(Work instructions)
Please find every line in the records below that contains the word "likes", and copy it.

(Exercise data)
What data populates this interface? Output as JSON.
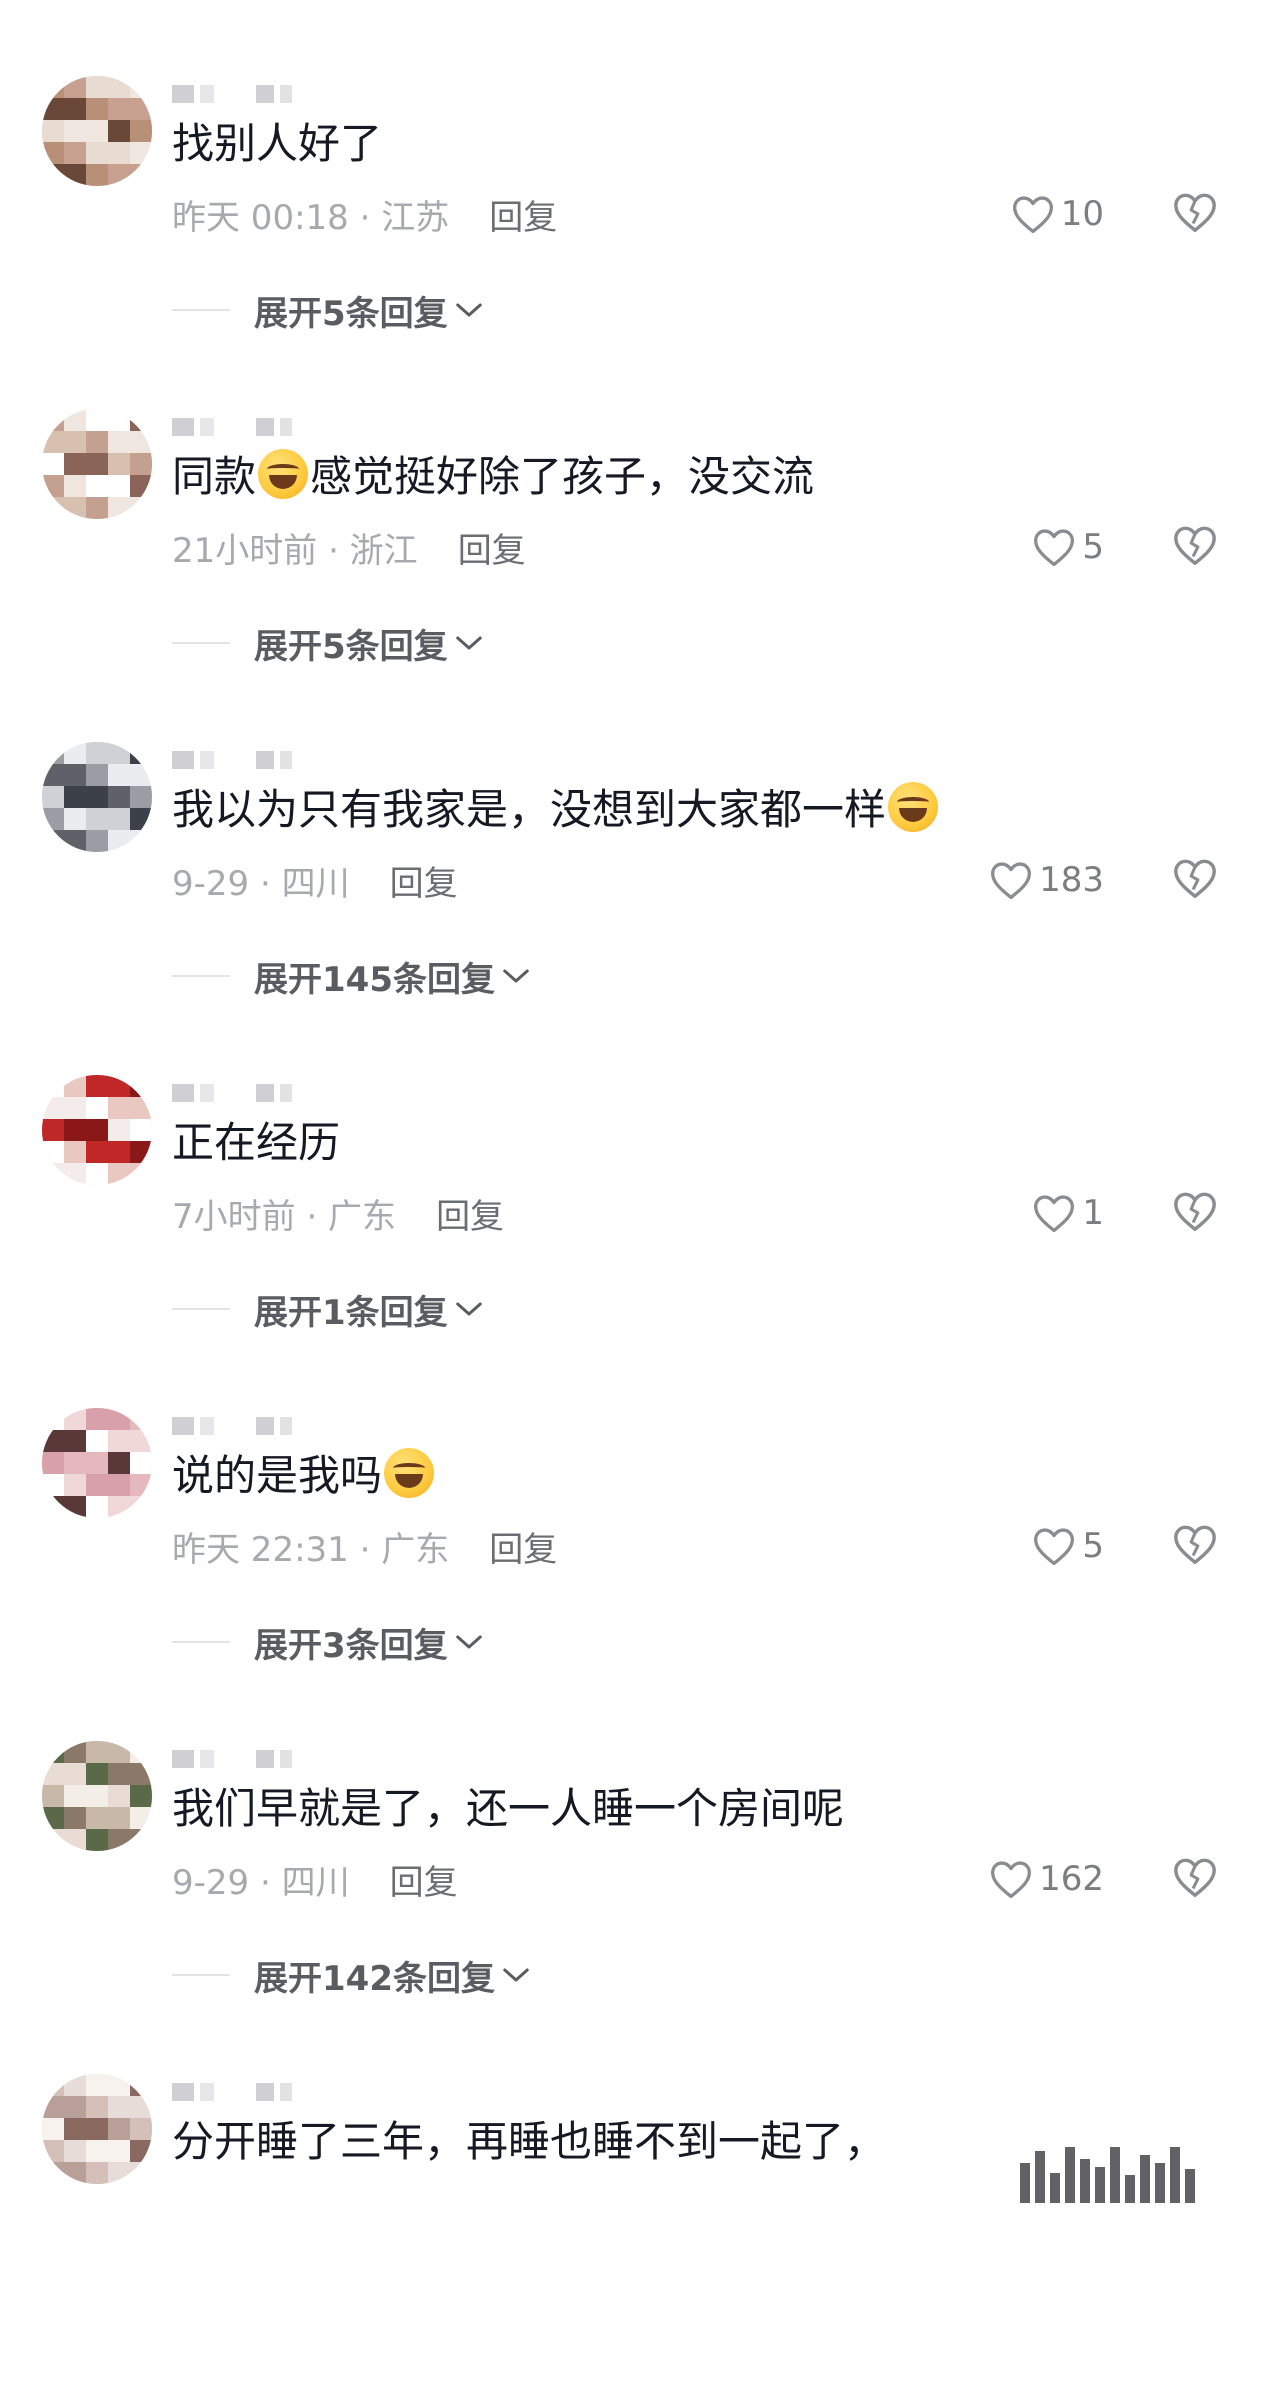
{
  "icons": {
    "like": "heart-outline-icon",
    "dislike": "broken-heart-icon",
    "expand": "chevron-down-icon"
  },
  "colors": {
    "text_primary": "#161823",
    "text_meta": "#a7a9ae",
    "reply": "#6b6d73",
    "expand": "#5a5c62"
  },
  "comments": [
    {
      "text_before": "找别人好了",
      "emoji": false,
      "text_after": "",
      "time_location": "昨天 00:18 · 江苏",
      "reply_label": "回复",
      "likes": "10",
      "expand_label": "展开5条回复",
      "avatar_palette": [
        "#b89078",
        "#e8dcd2",
        "#6a4838",
        "#c8a090",
        "#f0e8e0"
      ]
    },
    {
      "text_before": "同款",
      "emoji": true,
      "text_after": "感觉挺好除了孩子，没交流",
      "time_location": "21小时前 · 浙江",
      "reply_label": "回复",
      "likes": "5",
      "expand_label": "展开5条回复",
      "avatar_palette": [
        "#d8c0b0",
        "#f0e6e0",
        "#8a6458",
        "#c4a090",
        "#ffffff"
      ]
    },
    {
      "text_before": "我以为只有我家是，没想到大家都一样",
      "emoji": true,
      "text_after": "",
      "time_location": "9-29 · 四川",
      "reply_label": "回复",
      "likes": "183",
      "expand_label": "展开145条回复",
      "avatar_palette": [
        "#3c4048",
        "#9a9ea4",
        "#ced2d6",
        "#5e6268",
        "#eaecef"
      ]
    },
    {
      "text_before": "正在经历",
      "emoji": false,
      "text_after": "",
      "time_location": "7小时前 · 广东",
      "reply_label": "回复",
      "likes": "1",
      "expand_label": "展开1条回复",
      "avatar_palette": [
        "#c02828",
        "#f4ecea",
        "#e8c8c0",
        "#8a1818",
        "#ffffff"
      ]
    },
    {
      "text_before": "说的是我吗",
      "emoji": true,
      "text_after": "",
      "time_location": "昨天 22:31 · 广东",
      "reply_label": "回复",
      "likes": "5",
      "expand_label": "展开3条回复",
      "avatar_palette": [
        "#f0d8d8",
        "#e4b8bc",
        "#ffffff",
        "#d8a0a8",
        "#5a3838"
      ]
    },
    {
      "text_before": "我们早就是了，还一人睡一个房间呢",
      "emoji": false,
      "text_after": "",
      "time_location": "9-29 · 四川",
      "reply_label": "回复",
      "likes": "162",
      "expand_label": "展开142条回复",
      "avatar_palette": [
        "#5a6a48",
        "#c8b8a8",
        "#e8dcd4",
        "#8a7868",
        "#f4eee8"
      ]
    },
    {
      "text_before": "分开睡了三年，再睡也睡不到一起了，",
      "emoji": false,
      "text_after": "",
      "time_location": "",
      "reply_label": "",
      "likes": "",
      "expand_label": "",
      "avatar_palette": [
        "#b8a098",
        "#e8dcd8",
        "#8a6a60",
        "#d4c0b8",
        "#f8f2ee"
      ]
    }
  ]
}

(Written solution)
      "likes": "10",
      "likes": "5",
      "likes": "183",
      "likes": "1",
      "likes": "5",
      "likes": "162",
      "likes": "",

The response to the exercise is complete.